American Born Chinese--Gene Luen Yang
September 2006 by First Second
A tour-de-force by rising indy comics star Gene Yang, American Born Chinese tells the story of three apparently unrelated characters: Jin Wang, who moves to a new neighborhood with his family only to discover that he’s the only Chinese-American student at his new school; the powerful Monkey King, subject of one of the oldest and greatest Chinese fables; and Chin-Kee, a personification of the ultimate negative Chinese stereotype, who is ruining his cousin Danny’s life with his yearly visits. Their lives and stories come together with an unexpected twist in this action-packed modern fable. American Born Chinese is an amazing ride, all the way up to the astonishing climax.
This was my second try with graphic novels, and this time it turned out quite well. Balancing the themes of identity, isolation, assimilation, and friendship, Yang's graphic novel is split between three seemingly unrelated stories that come together in the end.
What I loved most about the book was that this is not a story just for Chinese Americans or even just for recent immigrants. Danny's and Jin's and even the Monkey King's stories are relate-to-able to anyone who has ever felt like they didn't fit in, which is pretty much everyone. The whole point of the book is to be what you are, but that theme is not presented like a preachy self-confidence lesson. The novel recognizes how hard it is to be yourself when yourself doesn't fit in. It acknowledges that some people are and will always be jerks. It captures awkward and sometimes rocky teenage friendships in such a way that we can all see something reflected from ourselves.

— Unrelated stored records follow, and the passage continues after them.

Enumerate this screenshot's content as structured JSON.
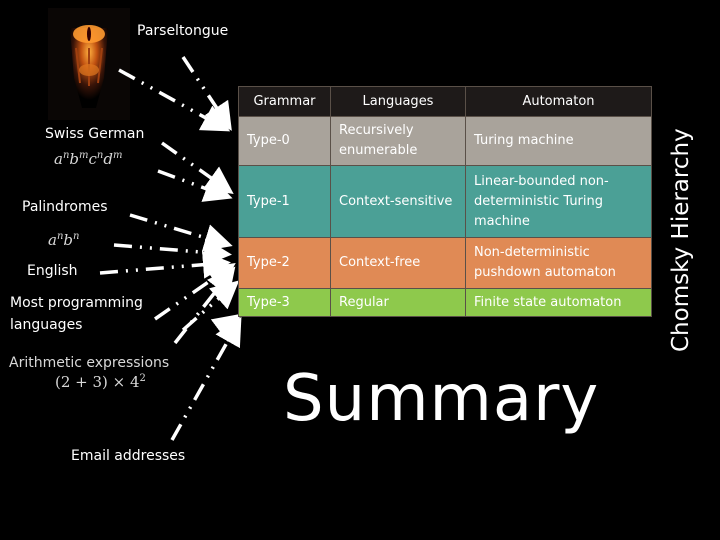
{
  "slide": {
    "title": "Summary",
    "side_title": "Chomsky Hierarchy",
    "image_alt": "Eye of Sauron image",
    "labels": {
      "parseltongue": "Parseltongue",
      "swiss_german": "Swiss German",
      "swiss_german_expr": [
        "a",
        "n",
        "b",
        "m",
        "c",
        "n",
        "d",
        "m"
      ],
      "palindromes": "Palindromes",
      "palindromes_expr": [
        "a",
        "n",
        "b",
        "n"
      ],
      "english": "English",
      "programming_line1": "Most programming",
      "programming_line2": "languages",
      "arithmetic": "Arithmetic expressions",
      "arithmetic_expr": "(2 + 3) × 4",
      "arithmetic_exp": "2",
      "email": "Email addresses"
    }
  },
  "table": {
    "headers": [
      "Grammar",
      "Languages",
      "Automaton"
    ],
    "rows": [
      {
        "grammar": "Type-0",
        "languages": "Recursively enumerable",
        "automaton": "Turing machine",
        "color": "#a9a39b"
      },
      {
        "grammar": "Type-1",
        "languages": "Context-sensitive",
        "automaton": "Linear-bounded non-deterministic Turing machine",
        "color": "#4ba096"
      },
      {
        "grammar": "Type-2",
        "languages": "Context-free",
        "automaton": "Non-deterministic pushdown automaton",
        "color": "#e08a55"
      },
      {
        "grammar": "Type-3",
        "languages": "Regular",
        "automaton": "Finite state automaton",
        "color": "#8ec94c"
      }
    ],
    "header_color": "#1e1a19"
  }
}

Yang's illustration style is a bit more comic-book-like than I am used to. The characters are drawn with rounded edges, and the whole book uses a bright color palate. However, the illustrations are deep in their simplicity. They say a lot with few or no words.
A few minor complaints. I was annoyed by the body humor (fart jokes and the like), but the book is about teenage boys. You can't teach Jr. High kids a lesson on onomatopoeia without "fart" and "burp" causing giggles. Also, I think the Monkey King's reversal was too swift; we aren't prepared for his complete change in his personality. I can see why it happened, given the ending, but I would have liked a bit more development in his change.
This book can be enjoyed on many different levels. Some readers will pick up American Born Chines expecting a light, easy read, and I think they'll be surprised at how deep it is. I liked it. I can see why it won the Printz.